Items listed in a dataset:
* * * *

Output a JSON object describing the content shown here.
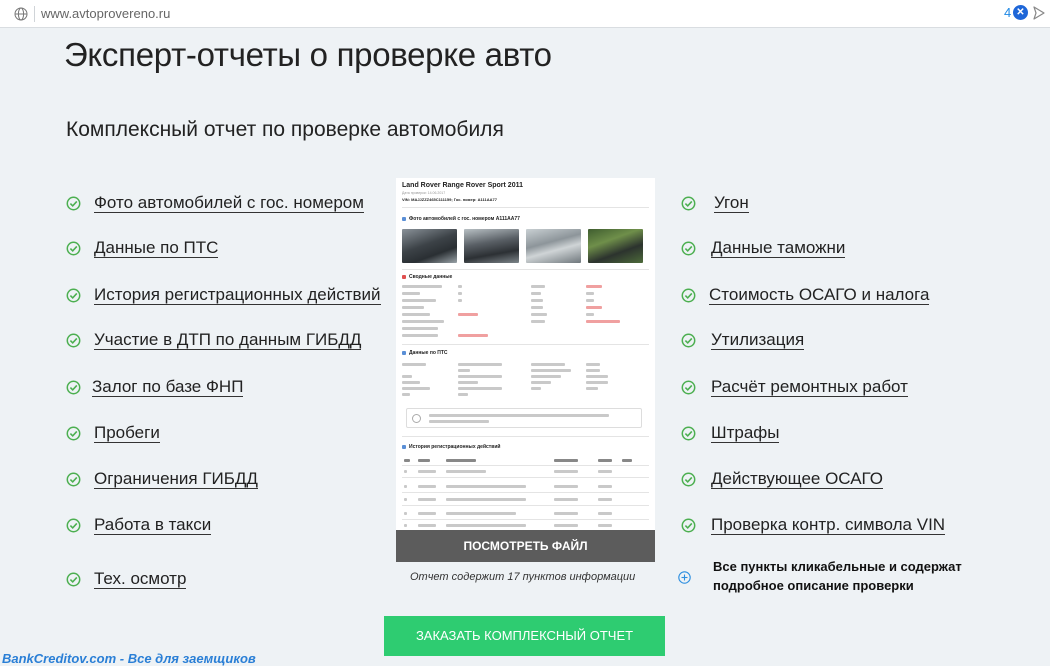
{
  "browser": {
    "url": "www.avtoprovereno.ru",
    "ext_count": "4",
    "ext_badge": "✕"
  },
  "page": {
    "title": "Эксперт-отчеты о проверке авто",
    "subtitle": "Комплексный отчет по проверке автомобиля"
  },
  "features_left": [
    "Фото автомобилей с гос. номером",
    "Данные по ПТС",
    "История регистрационных действий",
    "Участие в ДТП по данным ГИБДД",
    "Залог по базе ФНП",
    "Пробеги",
    "Ограничения ГИБДД",
    "Работа в такси",
    "Тех. осмотр"
  ],
  "features_right": [
    "Угон",
    "Данные таможни",
    "Стоимость ОСАГО и налога",
    "Утилизация",
    "Расчёт ремонтных работ",
    "Штрафы",
    "Действующее ОСАГО",
    "Проверка контр. символа VIN"
  ],
  "preview": {
    "report_title": "Land Rover Range Rover Sport 2011",
    "meta": "Дата проверки: 14.06.2017",
    "vin_line": "VIN: MAJJZZZ465C111159; Гос. номер: А111АА77",
    "section_photos": "Фото автомобилей с гос. номером А111АА77",
    "section_summary": "Сводные данные",
    "section_pts": "Данные по ПТС",
    "section_history": "История регистрационных действий",
    "view_button": "ПОСМОТРЕТЬ ФАЙЛ"
  },
  "caption": "Отчет содержит 17 пунктов информации",
  "note": "Все пункты кликабельные и содержат подробное описание проверки",
  "order_button": "ЗАКАЗАТЬ КОМПЛЕКСНЫЙ ОТЧЕТ",
  "watermark": "BankCreditov.com - Все для заемщиков",
  "colors": {
    "accent_green": "#2ecc71",
    "check_green": "#4caf50",
    "link_blue": "#1e88e5"
  },
  "icons": {
    "check": "check-circle-icon",
    "plus": "plus-circle-icon",
    "globe": "globe-icon",
    "send": "send-icon"
  }
}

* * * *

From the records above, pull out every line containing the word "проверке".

    "title": "Эксперт-отчеты о проверке авто",
    "subtitle": "Комплексный отчет по проверке автомобиля"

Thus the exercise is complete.